# [EXERCISE]
The records that follow are to be repeated exactly, with the pictures removed.
_ _ _
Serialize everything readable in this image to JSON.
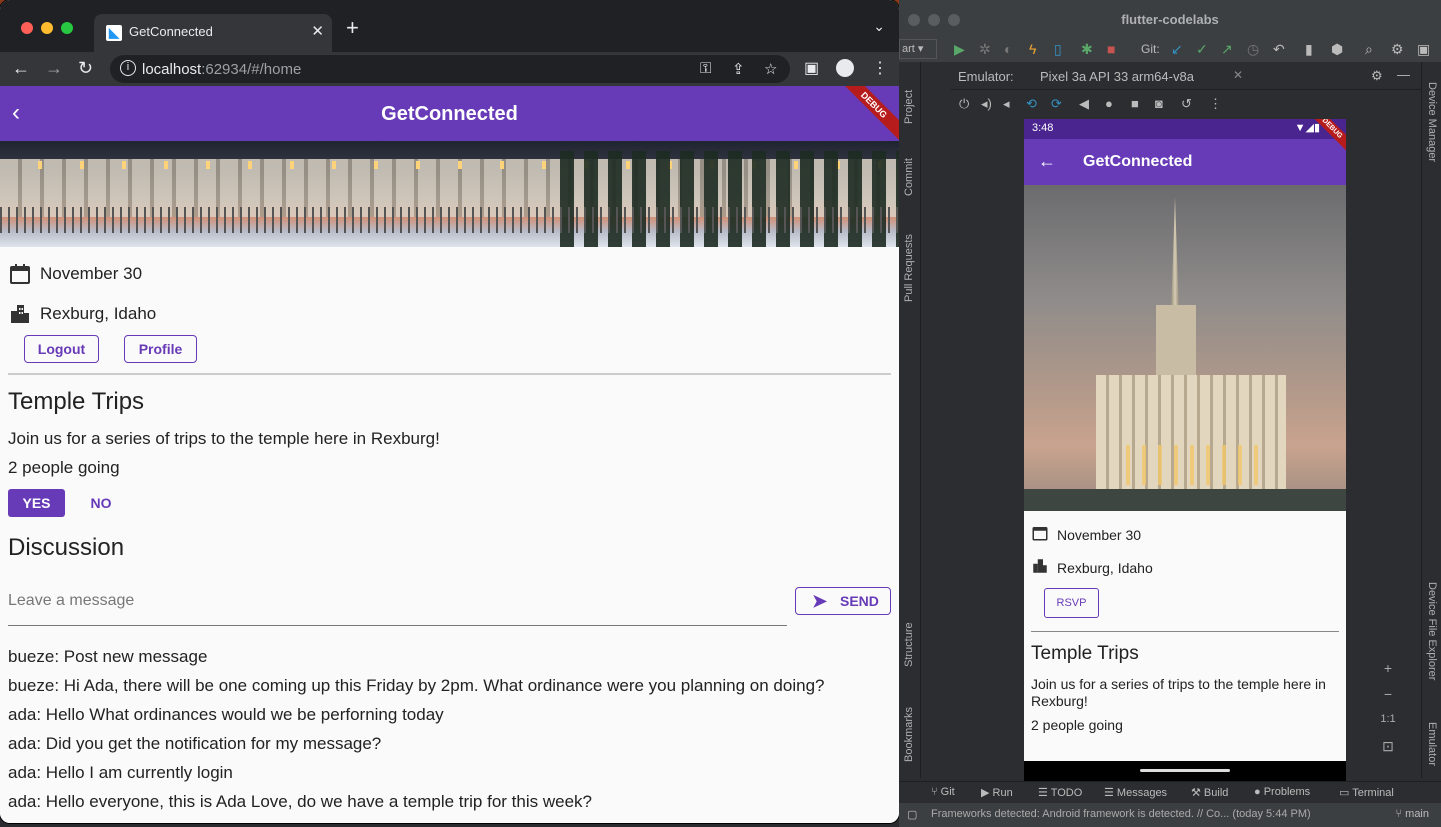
{
  "browser": {
    "tab_title": "GetConnected",
    "tab_close": "✕",
    "new_tab": "+",
    "url_host": "localhost",
    "url_rest": ":62934/#/home"
  },
  "app": {
    "title": "GetConnected",
    "debug": "DEBUG",
    "date": "November 30",
    "location": "Rexburg, Idaho",
    "logout_label": "Logout",
    "profile_label": "Profile",
    "section_title": "Temple Trips",
    "description": "Join us for a series of trips to the temple here in Rexburg!",
    "attendees": "2 people going",
    "yes_label": "YES",
    "no_label": "NO",
    "discussion_title": "Discussion",
    "message_placeholder": "Leave a message",
    "send_label": "SEND",
    "messages": [
      "bueze: Post new message",
      "bueze: Hi Ada, there will be one coming up this Friday by 2pm. What ordinance were you planning on doing?",
      "ada: Hello What ordinances would we be perforning today",
      "ada: Did you get the notification for my message?",
      "ada: Hello I am currently login",
      "ada: Hello everyone, this is Ada Love, do we have a temple trip for this week?"
    ]
  },
  "studio": {
    "window_title": "flutter-codelabs",
    "run_config": "art",
    "git_label": "Git:",
    "emulator_label": "Emulator:",
    "device_name": "Pixel 3a API 33 arm64-v8a",
    "left_tools": [
      "Project",
      "Commit",
      "Pull Requests",
      "Structure",
      "Bookmarks"
    ],
    "right_tools": [
      "Device Manager",
      "Device File Explorer",
      "Emulator"
    ],
    "bottom_tools": [
      "Git",
      "Run",
      "TODO",
      "Messages",
      "Build",
      "Problems",
      "Terminal"
    ],
    "status_text": "Frameworks detected: Android framework is detected. // Co... (today 5:44 PM)",
    "branch": "main",
    "zoom_one": "1:1"
  },
  "phone": {
    "time": "3:48",
    "title": "GetConnected",
    "debug": "DEBUG",
    "date": "November 30",
    "location": "Rexburg, Idaho",
    "rsvp_label": "RSVP",
    "section_title": "Temple Trips",
    "description": "Join us for a series of trips to the temple here in Rexburg!",
    "attendees": "2 people going"
  },
  "colors": {
    "accent": "#673ab7",
    "debug_banner": "#b71c1c"
  }
}
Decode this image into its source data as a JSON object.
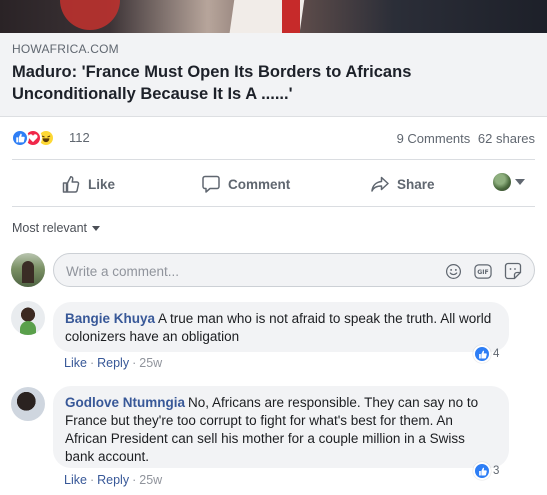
{
  "link": {
    "domain": "HOWAFRICA.COM",
    "title": "Maduro: 'France Must Open Its Borders to Africans Unconditionally Because It Is A ......'"
  },
  "stats": {
    "reaction_count": "112",
    "comments": "9 Comments",
    "shares": "62 shares",
    "reaction_types": [
      "like",
      "love",
      "haha"
    ]
  },
  "actions": {
    "like": "Like",
    "comment": "Comment",
    "share": "Share"
  },
  "sort": {
    "label": "Most relevant"
  },
  "composer": {
    "placeholder": "Write a comment..."
  },
  "comments": [
    {
      "author": "Bangie Khuya",
      "text": "A true man who is not afraid to speak the truth. All world colonizers have an obligation",
      "like_label": "Like",
      "reply_label": "Reply",
      "time": "25w",
      "reactions": "4"
    },
    {
      "author": "Godlove Ntumngia",
      "text": "No, Africans are responsible. They can say no to France but they're too corrupt to fight for what's best for them. An African President can sell his mother for a couple million in a Swiss bank account.",
      "like_label": "Like",
      "reply_label": "Reply",
      "time": "25w",
      "reactions": "3"
    }
  ],
  "colors": {
    "link_blue": "#385898",
    "like_blue": "#2e7ef5",
    "love_red": "#f0284a",
    "haha_yellow": "#fdd835",
    "bubble_bg": "#f2f3f5"
  }
}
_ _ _
# [RESPONSE TO THIS EXERCISE]
Serialize everything readable in this image to JSON.
{
  "browser": {
    "tab_title": "GetConnected",
    "tab_close": "✕",
    "new_tab": "+",
    "url_host": "localhost",
    "url_rest": ":62934/#/home"
  },
  "app": {
    "title": "GetConnected",
    "debug": "DEBUG",
    "date": "November 30",
    "location": "Rexburg, Idaho",
    "logout_label": "Logout",
    "profile_label": "Profile",
    "section_title": "Temple Trips",
    "description": "Join us for a series of trips to the temple here in Rexburg!",
    "attendees": "2 people going",
    "yes_label": "YES",
    "no_label": "NO",
    "discussion_title": "Discussion",
    "message_placeholder": "Leave a message",
    "send_label": "SEND",
    "messages": [
      "bueze: Post new message",
      "bueze: Hi Ada, there will be one coming up this Friday by 2pm. What ordinance were you planning on doing?",
      "ada: Hello What ordinances would we be perforning today",
      "ada: Did you get the notification for my message?",
      "ada: Hello I am currently login",
      "ada: Hello everyone, this is Ada Love, do we have a temple trip for this week?"
    ]
  },
  "studio": {
    "window_title": "flutter-codelabs",
    "run_config": "art",
    "git_label": "Git:",
    "emulator_label": "Emulator:",
    "device_name": "Pixel 3a API 33 arm64-v8a",
    "left_tools": [
      "Project",
      "Commit",
      "Pull Requests",
      "Structure",
      "Bookmarks"
    ],
    "right_tools": [
      "Device Manager",
      "Device File Explorer",
      "Emulator"
    ],
    "bottom_tools": [
      "Git",
      "Run",
      "TODO",
      "Messages",
      "Build",
      "Problems",
      "Terminal"
    ],
    "status_text": "Frameworks detected: Android framework is detected. // Co... (today 5:44 PM)",
    "branch": "main",
    "zoom_one": "1:1"
  },
  "phone": {
    "time": "3:48",
    "title": "GetConnected",
    "debug": "DEBUG",
    "date": "November 30",
    "location": "Rexburg, Idaho",
    "rsvp_label": "RSVP",
    "section_title": "Temple Trips",
    "description": "Join us for a series of trips to the temple here in Rexburg!",
    "attendees": "2 people going"
  },
  "colors": {
    "accent": "#673ab7",
    "debug_banner": "#b71c1c"
  }
}
Decode this image into its source data as a JSON object.
{
  "link": {
    "domain": "HOWAFRICA.COM",
    "title": "Maduro: 'France Must Open Its Borders to Africans Unconditionally Because It Is A ......'"
  },
  "stats": {
    "reaction_count": "112",
    "comments": "9 Comments",
    "shares": "62 shares",
    "reaction_types": [
      "like",
      "love",
      "haha"
    ]
  },
  "actions": {
    "like": "Like",
    "comment": "Comment",
    "share": "Share"
  },
  "sort": {
    "label": "Most relevant"
  },
  "composer": {
    "placeholder": "Write a comment..."
  },
  "comments": [
    {
      "author": "Bangie Khuya",
      "text": "A true man who is not afraid to speak the truth. All world colonizers have an obligation",
      "like_label": "Like",
      "reply_label": "Reply",
      "time": "25w",
      "reactions": "4"
    },
    {
      "author": "Godlove Ntumngia",
      "text": "No, Africans are responsible. They can say no to France but they're too corrupt to fight for what's best for them. An African President can sell his mother for a couple million in a Swiss bank account.",
      "like_label": "Like",
      "reply_label": "Reply",
      "time": "25w",
      "reactions": "3"
    }
  ],
  "colors": {
    "link_blue": "#385898",
    "like_blue": "#2e7ef5",
    "love_red": "#f0284a",
    "haha_yellow": "#fdd835",
    "bubble_bg": "#f2f3f5"
  }
}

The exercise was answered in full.